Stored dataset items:
# # #
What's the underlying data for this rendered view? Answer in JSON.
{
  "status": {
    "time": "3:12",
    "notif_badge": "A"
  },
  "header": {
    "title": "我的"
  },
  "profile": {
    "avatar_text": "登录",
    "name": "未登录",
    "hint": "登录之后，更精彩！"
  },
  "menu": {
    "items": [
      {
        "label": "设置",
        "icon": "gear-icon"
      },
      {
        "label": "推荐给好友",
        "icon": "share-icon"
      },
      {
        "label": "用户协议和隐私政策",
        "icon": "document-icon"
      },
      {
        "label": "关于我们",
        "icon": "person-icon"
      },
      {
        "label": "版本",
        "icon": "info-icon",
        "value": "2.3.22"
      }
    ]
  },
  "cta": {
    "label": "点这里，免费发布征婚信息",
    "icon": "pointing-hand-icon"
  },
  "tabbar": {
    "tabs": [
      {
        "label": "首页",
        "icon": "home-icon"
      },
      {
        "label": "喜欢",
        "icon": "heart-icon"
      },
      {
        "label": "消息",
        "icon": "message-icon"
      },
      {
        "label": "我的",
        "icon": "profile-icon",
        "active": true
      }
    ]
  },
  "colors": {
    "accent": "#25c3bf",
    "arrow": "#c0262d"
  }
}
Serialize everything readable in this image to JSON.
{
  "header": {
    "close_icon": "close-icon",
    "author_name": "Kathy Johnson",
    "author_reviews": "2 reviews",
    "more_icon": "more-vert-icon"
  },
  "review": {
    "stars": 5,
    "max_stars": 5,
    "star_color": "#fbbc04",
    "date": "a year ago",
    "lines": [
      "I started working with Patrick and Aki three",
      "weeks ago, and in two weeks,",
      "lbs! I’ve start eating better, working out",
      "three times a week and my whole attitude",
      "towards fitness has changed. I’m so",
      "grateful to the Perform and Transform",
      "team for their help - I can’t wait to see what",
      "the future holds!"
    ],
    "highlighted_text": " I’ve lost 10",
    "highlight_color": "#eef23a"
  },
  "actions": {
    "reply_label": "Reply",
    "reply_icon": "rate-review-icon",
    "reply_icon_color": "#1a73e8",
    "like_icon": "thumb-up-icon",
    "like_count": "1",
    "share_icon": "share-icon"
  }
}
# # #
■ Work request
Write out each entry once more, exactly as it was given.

■ Task output
What's the underlying data for this rendered view? Answer in JSON.
{
  "status": {
    "time": "3:12",
    "notif_badge": "A"
  },
  "header": {
    "title": "我的"
  },
  "profile": {
    "avatar_text": "登录",
    "name": "未登录",
    "hint": "登录之后，更精彩！"
  },
  "menu": {
    "items": [
      {
        "label": "设置",
        "icon": "gear-icon"
      },
      {
        "label": "推荐给好友",
        "icon": "share-icon"
      },
      {
        "label": "用户协议和隐私政策",
        "icon": "document-icon"
      },
      {
        "label": "关于我们",
        "icon": "person-icon"
      },
      {
        "label": "版本",
        "icon": "info-icon",
        "value": "2.3.22"
      }
    ]
  },
  "cta": {
    "label": "点这里，免费发布征婚信息",
    "icon": "pointing-hand-icon"
  },
  "tabbar": {
    "tabs": [
      {
        "label": "首页",
        "icon": "home-icon"
      },
      {
        "label": "喜欢",
        "icon": "heart-icon"
      },
      {
        "label": "消息",
        "icon": "message-icon"
      },
      {
        "label": "我的",
        "icon": "profile-icon",
        "active": true
      }
    ]
  },
  "colors": {
    "accent": "#25c3bf",
    "arrow": "#c0262d"
  }
}
Serialize everything readable in this image to JSON.
{
  "header": {
    "close_icon": "close-icon",
    "author_name": "Kathy Johnson",
    "author_reviews": "2 reviews",
    "more_icon": "more-vert-icon"
  },
  "review": {
    "stars": 5,
    "max_stars": 5,
    "star_color": "#fbbc04",
    "date": "a year ago",
    "lines": [
      "I started working with Patrick and Aki three",
      "weeks ago, and in two weeks,",
      "lbs! I’ve start eating better, working out",
      "three times a week and my whole attitude",
      "towards fitness has changed. I’m so",
      "grateful to the Perform and Transform",
      "team for their help - I can’t wait to see what",
      "the future holds!"
    ],
    "highlighted_text": " I’ve lost 10",
    "highlight_color": "#eef23a"
  },
  "actions": {
    "reply_label": "Reply",
    "reply_icon": "rate-review-icon",
    "reply_icon_color": "#1a73e8",
    "like_icon": "thumb-up-icon",
    "like_count": "1",
    "share_icon": "share-icon"
  }
}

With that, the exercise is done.